Here’s where things can get a little complicated. The surgical first assistant role can be held by several different types of healthcare professionals with varying educational backgrounds. Common first assistant options include:
- Physicians or resident physicians
- Advanced practice registered nurses (APRN)
- Physician assistants (PA)
- Registered nurses (with additional surgical assistant training)
- Surgical technologists (with additional surgical assistant training)
The details and education requirements for each of these pathways will vary, but there is one constant—all require a more substantial investment in education and training than a standard surgical technologist role.
Prospective surgical first assistants may also choose to pursue specialized training through Commission on Accreditation of Allied Health Education Programs (CAAHEP)-accredited programs for surgical assisting. These programs can range from 12 to 24 months and prepare students to sit for national certification examinations through the National Board of Surgical Technology and Surgical Assisting® (NBSTSA) or the National Commission for the Certification of Surgical Assistants (NCCSA).
Keep in mind that there are currently only a small number of CAAHEP-accredited surgical assisting programs in the U.S., so competition for admission may be strong. While requirements will vary by program, many will require:
- Either an Associate’s degree in a related allied health field or a Bachelor’s degree in a health-related science
- Specific coursework in human anatomy, basic sciences or microbiology
After you complete the program, you’ll become officially certified by sitting for—and passing—an exam administered through either the NBSTSA or the NCCSA. Once certified, surgical assistants work under the credentials of Certified Surgical First Assistant® (CSFA) or Certified Surgical Assistant (CSA).
Surgical technologist vs. surgical first assistant: Salary and job outlook
If you are considering the investment of education, you’ll want to know what to expect in terms of salary and job outlook. As you might suspect from the variety of educational backgrounds a surgical first assistant can come from, this isn’t really a direct one-to-one comparison. Compensation for the SFA role will vary substantially depending on their background.
That said, there is a reliable comparison point to be found in surgical technologists. According to the BLS, the 2020 median annual salary for a surgical technologist was $49,710.1 Given their expanded scope of responsibilities, surgical first assistants typically earn more than this figure, but specific BLS salary information for this role is not available.
Where do surgical technologists and surgical first assistants work?
You can find surgical technologists and surgical first assistants in nearly any setting where surgical procedures take place. According to the BLS, 73 percent of surgical technologists work in a hospital setting, 10 percent work in outpatient care centers and another 10 percent in physicians’ offices.1

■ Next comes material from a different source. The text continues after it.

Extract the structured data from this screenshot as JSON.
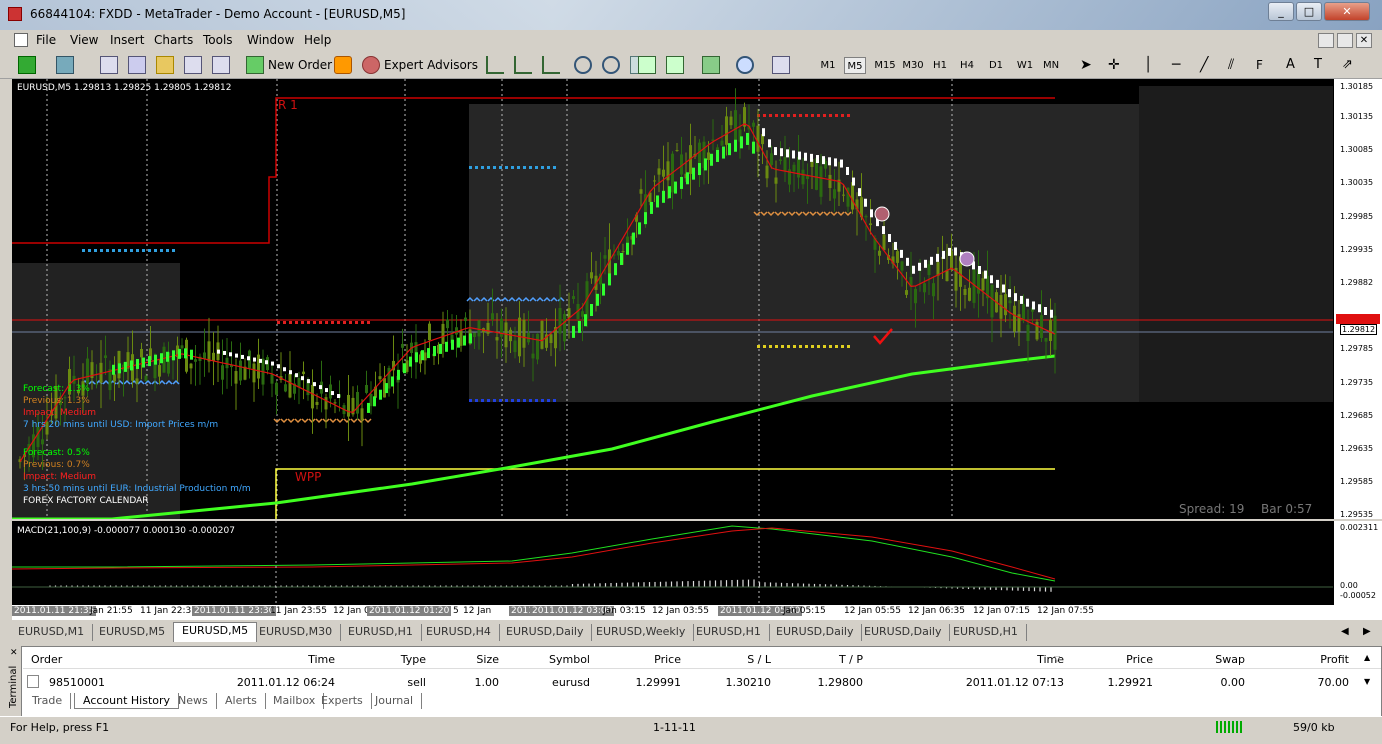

Both surgical technologists and first assistants can find work in specific surgical focus areas like cardiology, labor and delivery, orthopedics and more.
Are you ready to step into the OR?

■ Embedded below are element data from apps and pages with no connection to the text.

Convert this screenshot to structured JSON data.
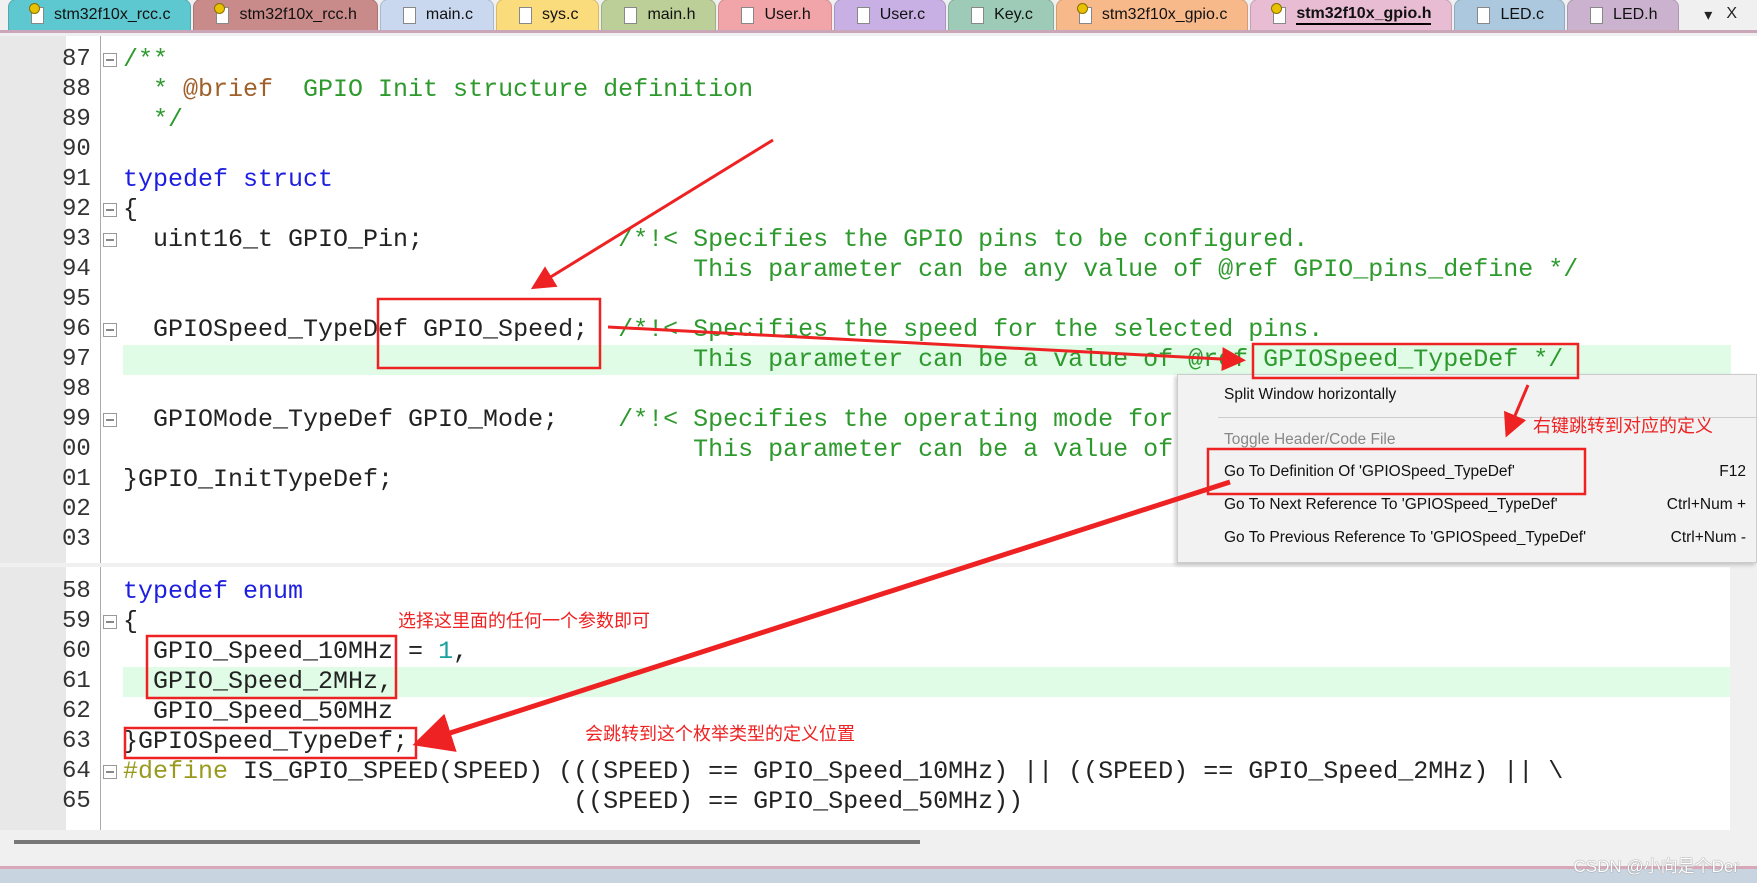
{
  "tabs": [
    {
      "label": "stm32f10x_rcc.c",
      "color": "#5ec8d0",
      "icon": "key-file-icon"
    },
    {
      "label": "stm32f10x_rcc.h",
      "color": "#c98a8a",
      "icon": "key-file-icon"
    },
    {
      "label": "main.c",
      "color": "#c9d8ef",
      "icon": "file-icon"
    },
    {
      "label": "sys.c",
      "color": "#fbdc7c",
      "icon": "file-icon"
    },
    {
      "label": "main.h",
      "color": "#bccf98",
      "icon": "file-icon"
    },
    {
      "label": "User.h",
      "color": "#f2a5a8",
      "icon": "file-icon"
    },
    {
      "label": "User.c",
      "color": "#c8b0e4",
      "icon": "file-icon"
    },
    {
      "label": "Key.c",
      "color": "#9dcbb8",
      "icon": "file-icon"
    },
    {
      "label": "stm32f10x_gpio.c",
      "color": "#f8b98a",
      "icon": "key-file-icon"
    },
    {
      "label": "stm32f10x_gpio.h",
      "color": "#e8bcd3",
      "icon": "key-file-icon",
      "active": true
    },
    {
      "label": "LED.c",
      "color": "#abc8de",
      "icon": "file-icon"
    },
    {
      "label": "LED.h",
      "color": "#cbb3cf",
      "icon": "file-icon"
    }
  ],
  "tab_controls": {
    "dropdown": "▾",
    "close": "X"
  },
  "top_pane": {
    "lines": [
      {
        "n": "87",
        "fold": true,
        "html": "<span class='cm'>/**</span>"
      },
      {
        "n": "88",
        "html": "<span class='cm'>  * </span><span class='at'>@brief</span><span class='cm'>  GPIO Init structure definition</span>"
      },
      {
        "n": "89",
        "html": "<span class='cm'>  */</span>"
      },
      {
        "n": "90",
        "html": ""
      },
      {
        "n": "91",
        "html": "<span class='kw'>typedef struct</span>"
      },
      {
        "n": "92",
        "fold": true,
        "html": "{"
      },
      {
        "n": "93",
        "fold": true,
        "html": "  uint16_t GPIO_Pin;             <span class='cm'>/*!&lt; Specifies the GPIO pins to be configured.</span>"
      },
      {
        "n": "94",
        "html": "<span class='cm'>                                      This parameter can be any value of @ref GPIO_pins_define */</span>"
      },
      {
        "n": "95",
        "html": ""
      },
      {
        "n": "96",
        "fold": true,
        "html": "  GPIOSpeed_TypeDef GPIO_Speed;  <span class='cm'>/*!&lt; Specifies the speed for the selected pins.</span>"
      },
      {
        "n": "97",
        "hl": true,
        "html": "<span class='cm'>                                      This parameter can be a value of @ref GPIOSpeed_TypeDef */</span>"
      },
      {
        "n": "98",
        "html": ""
      },
      {
        "n": "99",
        "fold": true,
        "html": "  GPIOMode_TypeDef GPIO_Mode;    <span class='cm'>/*!&lt; Specifies the operating mode for</span>"
      },
      {
        "n": "00",
        "html": "<span class='cm'>                                      This parameter can be a value of</span>"
      },
      {
        "n": "01",
        "html": "}GPIO_InitTypeDef;"
      },
      {
        "n": "02",
        "html": ""
      },
      {
        "n": "03",
        "html": ""
      }
    ]
  },
  "bottom_pane": {
    "lines": [
      {
        "n": "58",
        "html": "<span class='kw'>typedef enum</span>"
      },
      {
        "n": "59",
        "fold": true,
        "html": "{"
      },
      {
        "n": "60",
        "html": "  GPIO_Speed_10MHz = <span class='num'>1</span>,"
      },
      {
        "n": "61",
        "hl": true,
        "html": "  GPIO_Speed_2MHz,"
      },
      {
        "n": "62",
        "html": "  GPIO_Speed_50MHz"
      },
      {
        "n": "63",
        "html": "}GPIOSpeed_TypeDef;"
      },
      {
        "n": "64",
        "fold": true,
        "html": "<span class='pp'>#define</span> IS_GPIO_SPEED(SPEED) (((SPEED) == GPIO_Speed_10MHz) || ((SPEED) == GPIO_Speed_2MHz) || \\"
      },
      {
        "n": "65",
        "html": "                              ((SPEED) == GPIO_Speed_50MHz))"
      }
    ]
  },
  "context_menu": {
    "split": "Split Window horizontally",
    "toggle": "Toggle Header/Code File",
    "goto_def": "Go To Definition Of 'GPIOSpeed_TypeDef'",
    "goto_def_key": "F12",
    "next_ref": "Go To Next Reference To 'GPIOSpeed_TypeDef'",
    "next_ref_key": "Ctrl+Num +",
    "prev_ref": "Go To Previous Reference To 'GPIOSpeed_TypeDef'",
    "prev_ref_key": "Ctrl+Num -"
  },
  "annotations": {
    "right_click": "右键跳转到对应的定义",
    "select_any": "选择这里面的任何一个参数即可",
    "jump_to": "会跳转到这个枚举类型的定义位置"
  },
  "watermark": "CSDN @小向是个Der",
  "annotation_color": "#ee2222"
}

Surgical first assistants and surgical technologists both provide critical support for the surgeons who are making often life-or-death moves with their deft hands. Working in a surgical setting can be a fascinating, intense and exciting way to earn a living—and you can get the ball rolling on making that happen sooner than you might think.
To learn more about the path to becoming a surgical technologist, check out our article “How to Become a Surgical Technologist: The Step-by-Step Guide” for a straightforward breakdown of what’s to come.

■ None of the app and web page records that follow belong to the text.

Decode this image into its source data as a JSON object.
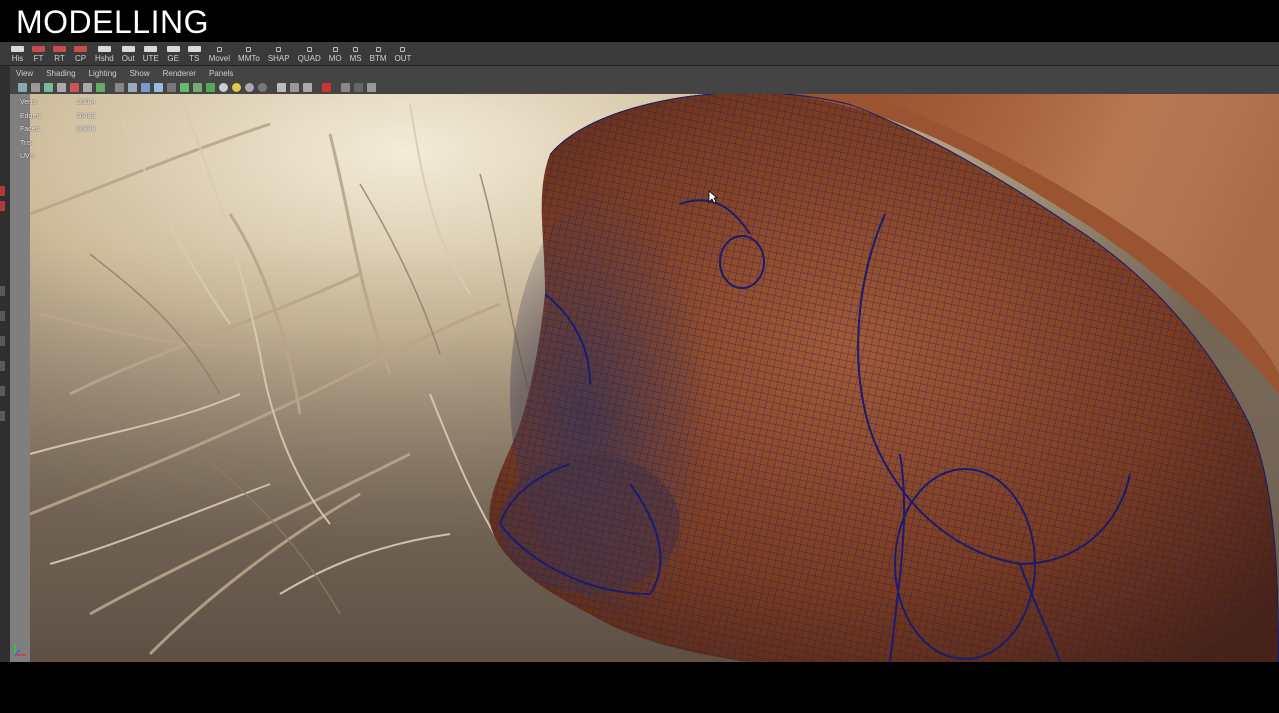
{
  "title": "MODELLING",
  "shelf_tabs": [
    "His",
    "FT",
    "RT",
    "CP",
    "Hshd",
    "Out",
    "UTE",
    "GE",
    "TS",
    "Movel",
    "MMTo",
    "SHAP",
    "QUAD",
    "MO",
    "MS",
    "BTM",
    "OUT"
  ],
  "panel_menu": [
    "View",
    "Shading",
    "Lighting",
    "Show",
    "Renderer",
    "Panels"
  ],
  "hud": {
    "verts": {
      "label": "Verts:",
      "value": "26264"
    },
    "edges": {
      "label": "Edges:",
      "value": "26482"
    },
    "faces": {
      "label": "Faces:",
      "value": "26330"
    },
    "tris": {
      "label": "Tris:",
      "value": ""
    },
    "uvs": {
      "label": "UVs:",
      "value": ""
    }
  },
  "colors": {
    "wireframe": "#1a1c6e",
    "fur": "#8a4a2a",
    "background_light": "#e8dcc2",
    "ui_panel": "#444444"
  },
  "icons": [
    "select-tool-icon",
    "camera-icon",
    "grid-icon",
    "wireframe-icon",
    "smooth-shade-icon",
    "texture-icon",
    "light-icon",
    "shadow-icon",
    "isolate-icon",
    "xray-icon"
  ]
}
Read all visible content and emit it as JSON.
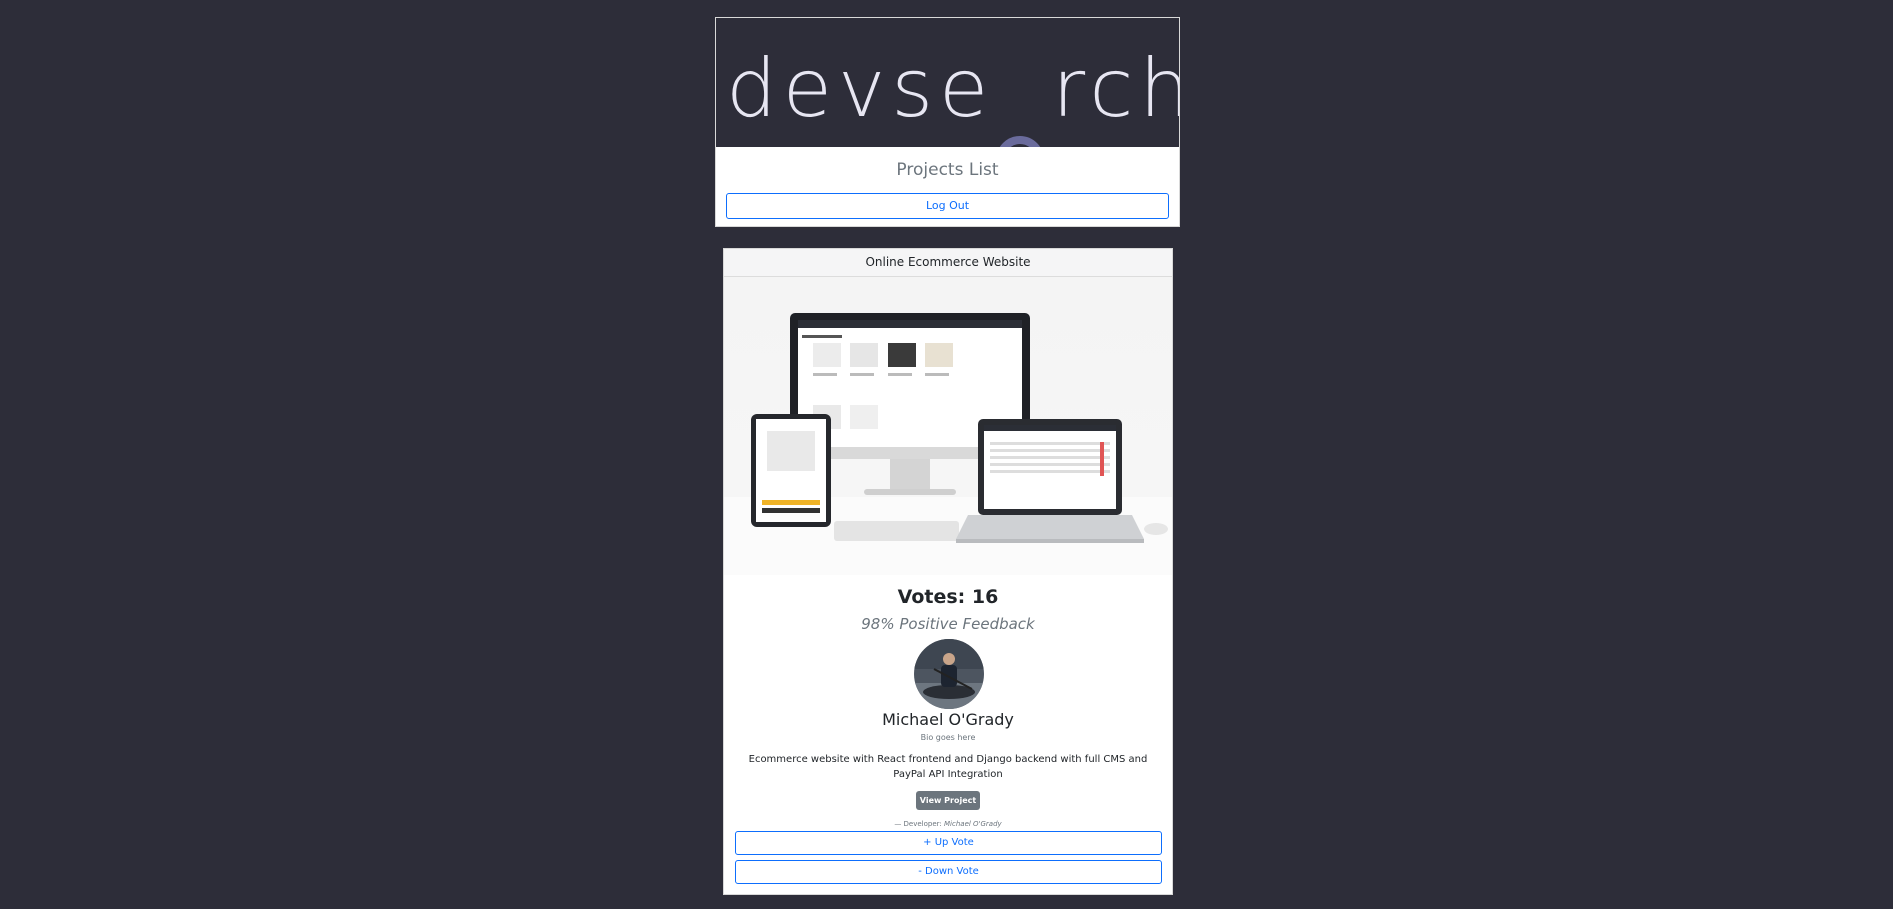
{
  "header": {
    "logo_text_before": "devse",
    "logo_text_after": "rch",
    "page_title": "Projects List",
    "logout_label": "Log Out"
  },
  "project": {
    "title": "Online Ecommerce Website",
    "votes": "Votes: 16",
    "feedback": "98% Positive Feedback",
    "developer_name": "Michael O'Grady",
    "bio": "Bio goes here",
    "description": "Ecommerce website with React frontend and Django backend with full CMS and PayPal API Integration",
    "view_label": "View Project »",
    "credit_prefix": "— Developer:",
    "credit_name": "Michael O'Grady",
    "upvote_label": "+ Up Vote",
    "downvote_label": "- Down Vote"
  },
  "colors": {
    "background": "#2d2d39",
    "accent": "#0d6efd",
    "logo_text": "#e7e6f2",
    "logo_icon": "#6a6b9c"
  },
  "icons": {
    "logo": "magnifier-person-icon"
  }
}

1 Bureau of Labor Statistics, U.S. Department of Labor, Occupational Outlook Handbook, [February 2022] www.bls.gov/ooh/. Information represents national, averaged data for the occupations listed and includes workers at all levels of education and experience. This data does not represent starting salaries. Employment conditions in your area may vary.
2Completion time is dependent on the number of transfer credits accepted and the number of courses completed each term.
National Board of Surgical Technology and Surgical Assisting and Certified Surgical First Assistant are registered trademarks of the National Board of Surgical Technology and Surgical Assisting